Flipper Toothbrush Holder: No, this isn’t in case you share brunch with a fugitive dolphin. This gadget may be my favorite of all time because it elicits a smile whenever I use it. The plastic clamshell-like device attaches to the bathroom mirror with suction cups and keeps your toothbrush in a clean, out-of-the-way place. And protects it for travel as well.

The great thing is it pops open as you pull the brush free and remains agape while you tend to the pearlies. Then you pop the brush back in place and the holder closes with a decisive snap. (So my threshold of amusement is low - you try it and see.)

Follow the Flipper trail through Yahoo or go directly to Magellan's. The price is about $8 for two in assorted colors.
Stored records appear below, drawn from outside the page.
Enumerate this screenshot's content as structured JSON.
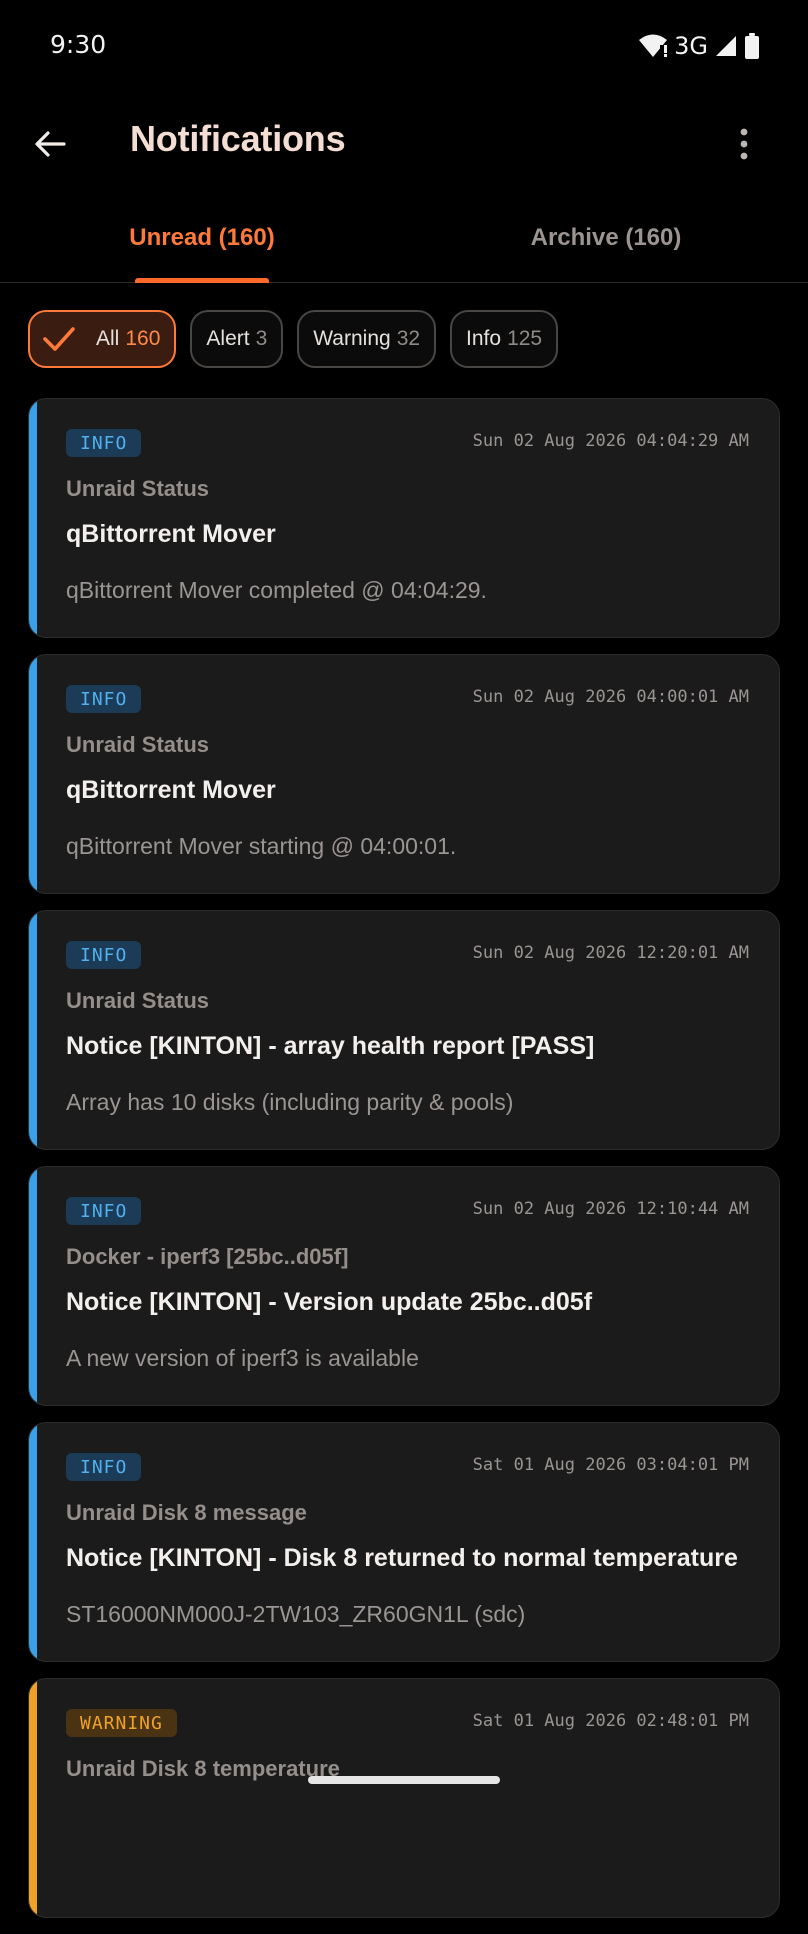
{
  "status_bar": {
    "time": "9:30",
    "network": "3G"
  },
  "header": {
    "title": "Notifications"
  },
  "tabs": [
    {
      "label": "Unread (160)",
      "selected": true
    },
    {
      "label": "Archive (160)",
      "selected": false
    }
  ],
  "filters": [
    {
      "label": "All",
      "count": "160",
      "selected": true
    },
    {
      "label": "Alert",
      "count": "3",
      "selected": false
    },
    {
      "label": "Warning",
      "count": "32",
      "selected": false
    },
    {
      "label": "Info",
      "count": "125",
      "selected": false
    }
  ],
  "notifications": [
    {
      "level": "INFO",
      "timestamp": "Sun 02 Aug 2026 04:04:29 AM",
      "source": "Unraid Status",
      "title": "qBittorrent Mover",
      "message": "qBittorrent Mover completed @ 04:04:29."
    },
    {
      "level": "INFO",
      "timestamp": "Sun 02 Aug 2026 04:00:01 AM",
      "source": "Unraid Status",
      "title": "qBittorrent Mover",
      "message": "qBittorrent Mover starting @ 04:00:01."
    },
    {
      "level": "INFO",
      "timestamp": "Sun 02 Aug 2026 12:20:01 AM",
      "source": "Unraid Status",
      "title": "Notice [KINTON] - array health report [PASS]",
      "message": "Array has 10 disks (including parity & pools)"
    },
    {
      "level": "INFO",
      "timestamp": "Sun 02 Aug 2026 12:10:44 AM",
      "source": "Docker - iperf3 [25bc..d05f]",
      "title": "Notice [KINTON] - Version update 25bc..d05f",
      "message": "A new version of iperf3 is available"
    },
    {
      "level": "INFO",
      "timestamp": "Sat 01 Aug 2026 03:04:01 PM",
      "source": "Unraid Disk 8 message",
      "title": "Notice [KINTON] - Disk 8 returned to normal temperature",
      "message": "ST16000NM000J-2TW103_ZR60GN1L (sdc)"
    },
    {
      "level": "WARNING",
      "timestamp": "Sat 01 Aug 2026 02:48:01 PM",
      "source": "Unraid Disk 8 temperature",
      "title": "",
      "message": ""
    }
  ],
  "colors": {
    "accent": "#ff6a2b",
    "info": "#3aa0e8",
    "warning": "#f0a228",
    "background": "#000000",
    "card": "#1c1b1b"
  }
}
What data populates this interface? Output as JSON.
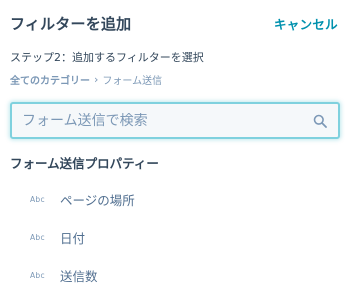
{
  "header": {
    "title": "フィルターを追加",
    "cancel_label": "キャンセル"
  },
  "step_text": "ステップ2：追加するフィルターを選択",
  "breadcrumb": {
    "root": "全てのカテゴリー",
    "separator": "›",
    "current": "フォーム送信"
  },
  "search": {
    "placeholder": "フォーム送信で検索",
    "value": "",
    "icon": "search-icon"
  },
  "section": {
    "title": "フォーム送信プロパティー"
  },
  "properties": [
    {
      "type_badge": "Abc",
      "label": "ページの場所"
    },
    {
      "type_badge": "Abc",
      "label": "日付"
    },
    {
      "type_badge": "Abc",
      "label": "送信数"
    }
  ],
  "colors": {
    "accent": "#0091ae",
    "text": "#33475b",
    "muted": "#7c98b6",
    "focus_border": "#7fd1de"
  }
}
Trust me, you'll love it.

Travel Duct Tape: What would life be like with out WD-40, duct tape and paper clips? Scarcely worth the trouble. Unfortunately for travelers duct tape comes in sizes unfriendly to portability. And rolling off a carrying size is time consuming and not neat. Magellan's, those lovely travel folks, have done the task for you with coming up with a compact (no vacant center) about the size of half a Ballpark frank. The cost, about $5.

What use in duct tape on the road? Quick lasting mends of ripped out hems, for instance, faster than a needle and thread, emergency lint removal; patching luggage, whether skewered, ripped or zipper-challenged; taping something you want to conceal to the underside of chairs or drawers; repairing ripped shoes; patching the pockets of jeans; repairing a much-used travel guide etc etc. (There are entire books on the uses of duct tape, which appears to be useful for everything but taping ducts.)

Duct tape can also be used for taping together those hotel curtains that refuse to close entirely and let blinking neon signs play across your eyelids. So you are staying in a flea bag and forgot the eyeshades. Smile, you've got the duct tape. (Hey, you could even tape a washcloth over your eyes, but beware - your eyebrows are at risk.)

Are not tools a delight?